On the deep-sea floor, many mounds and depressions are formed by benthic animals such as worms, mollusks, crustaceans, starfish, brittlestars, shrimps, fishes sea cucumbers ans sea urchins.


Riftia with associated animals [4]
Hydrothermal communities may be hundreds of times more abundant than on the adjacent sea floor. This is because the animals have their own rich source of food. This food source is totally independent of the input from the photosynthesizing plants in the overlying surface waters. Organisms that can be found in association with these vents are bacteria, mussels, cockles, oysters, sea anemones, shrimps, crabs, fish and tube worms. An example of a tube worm is Riftia pachyptila. It has a red plume of gills sticking out of the top of the worm’s white tube. They are also found around cold hydrocarbon seeps. It has no mouth or gut and it has special chemosynthetic bacteria in the tissues of its body called the trophosome. The chemicals that the bacteria need are delivered by the blood of the worm. [5]


Cold seeps have a lower metazoan biodiversity but a higher productivity. This is because of the high biomass of megabenthic organisms. The communities are often dominated by the bivalves that have symbiontic relationships with chemosynthetic bacteria. Organisms that can be found here are tube worms, bivalves, crabs, anemones and soft corals. An example of an organism is the vesicomyid clam that has a symbiontic relationship with sulfur oxidizing bacteria.


Seamounts have high concentrations of plankton. Also fishes are abundant, because of the high concentration of plankton and the constant influx of prey organisms. Marine mammals such as sharks, tuna and cephalopods all congregate over the seamounts to fee. Even seabirds have been shown to be more abundant in the zones with shallow seamounts.


Threats

Human activities can cause serious damage to the deep sea. Examples of human activities that have a negative impact are [6]:

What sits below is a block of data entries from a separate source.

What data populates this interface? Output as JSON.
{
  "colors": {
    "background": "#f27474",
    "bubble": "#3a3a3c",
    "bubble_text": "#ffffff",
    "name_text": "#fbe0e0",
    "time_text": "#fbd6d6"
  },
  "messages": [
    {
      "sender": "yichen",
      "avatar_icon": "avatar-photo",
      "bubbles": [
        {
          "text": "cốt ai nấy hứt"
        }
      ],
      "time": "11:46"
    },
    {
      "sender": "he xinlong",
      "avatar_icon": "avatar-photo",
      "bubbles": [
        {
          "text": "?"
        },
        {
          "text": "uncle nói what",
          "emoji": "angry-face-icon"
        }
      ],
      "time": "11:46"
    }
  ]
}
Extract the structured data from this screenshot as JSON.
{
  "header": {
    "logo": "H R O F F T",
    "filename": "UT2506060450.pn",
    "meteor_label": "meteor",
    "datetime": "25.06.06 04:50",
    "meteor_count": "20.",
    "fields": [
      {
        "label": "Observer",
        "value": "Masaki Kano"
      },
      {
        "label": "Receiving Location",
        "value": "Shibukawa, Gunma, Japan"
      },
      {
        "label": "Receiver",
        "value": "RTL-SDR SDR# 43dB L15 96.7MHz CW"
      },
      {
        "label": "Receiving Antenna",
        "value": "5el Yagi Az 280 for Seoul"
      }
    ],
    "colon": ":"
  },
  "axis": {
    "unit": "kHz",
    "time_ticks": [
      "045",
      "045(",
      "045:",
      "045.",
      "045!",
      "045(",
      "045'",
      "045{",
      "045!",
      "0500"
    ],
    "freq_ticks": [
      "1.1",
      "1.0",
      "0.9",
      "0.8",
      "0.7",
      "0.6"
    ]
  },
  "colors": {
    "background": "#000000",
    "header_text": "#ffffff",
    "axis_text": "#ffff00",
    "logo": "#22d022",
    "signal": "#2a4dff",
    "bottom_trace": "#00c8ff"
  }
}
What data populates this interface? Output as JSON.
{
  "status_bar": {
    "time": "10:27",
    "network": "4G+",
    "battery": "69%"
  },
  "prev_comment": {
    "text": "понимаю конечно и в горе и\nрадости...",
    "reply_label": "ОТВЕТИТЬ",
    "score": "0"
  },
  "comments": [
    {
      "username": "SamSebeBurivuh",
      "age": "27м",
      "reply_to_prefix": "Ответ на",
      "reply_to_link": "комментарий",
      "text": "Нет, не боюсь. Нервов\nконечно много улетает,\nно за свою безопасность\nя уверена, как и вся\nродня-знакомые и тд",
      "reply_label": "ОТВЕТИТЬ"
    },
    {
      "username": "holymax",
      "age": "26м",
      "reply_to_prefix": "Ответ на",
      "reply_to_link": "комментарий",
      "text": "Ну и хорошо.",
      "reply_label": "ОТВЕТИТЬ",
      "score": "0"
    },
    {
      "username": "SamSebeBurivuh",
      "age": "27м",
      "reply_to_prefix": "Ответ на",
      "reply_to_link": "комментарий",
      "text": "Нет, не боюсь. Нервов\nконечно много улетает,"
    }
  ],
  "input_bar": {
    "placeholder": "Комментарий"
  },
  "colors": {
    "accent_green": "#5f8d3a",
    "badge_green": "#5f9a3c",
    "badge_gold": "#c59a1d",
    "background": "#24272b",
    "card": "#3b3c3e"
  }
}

  • Fishing activities: overfishing, destructive practices and illegal, unreported and unregulated fishing activities (IUU)
  • Bycath or incidental mortality of non-target species
  • Noise pollution such as powerful sonar systems and airguns
  • Shipping: noise, accidental spills of oil, discharge of garbage, oily wastes, sewage, chemical residues and ballast water, anti-fouling products
  • Submarine cables and pipelines
  • pollution
  • Climate change and ozone depletion


References

  1. Kaiser M. et al. 2005. Marine ecology: Processes, systems and impacts. Oxford University Press. p.584
  2. ocean_zones.jpg
  3. Gage J.D. and Tyler P.A. 1991. Deep-sea biology – A natural history of organisms at the deep-sea floor. Cambridge University Press. p. 504
  4. NOAA
  5. Rice T. 2000. Deep Ocean. The natural history museum, London. p. 96
  6. UNEP Regional Seas Report and Studies No.178. 2006. Ecosystems and Biodiversity in Deep Waters and High Seas. p. 60


The main author of this article is TÖPKE, Katrien
Please note that others may also have edited the contents of this article.

Citation: TÖPKE, Katrien (2008): Deep sea. Available from http://www.coastalwiki.org/wiki/Deep_sea [accessed on 20-08-2019]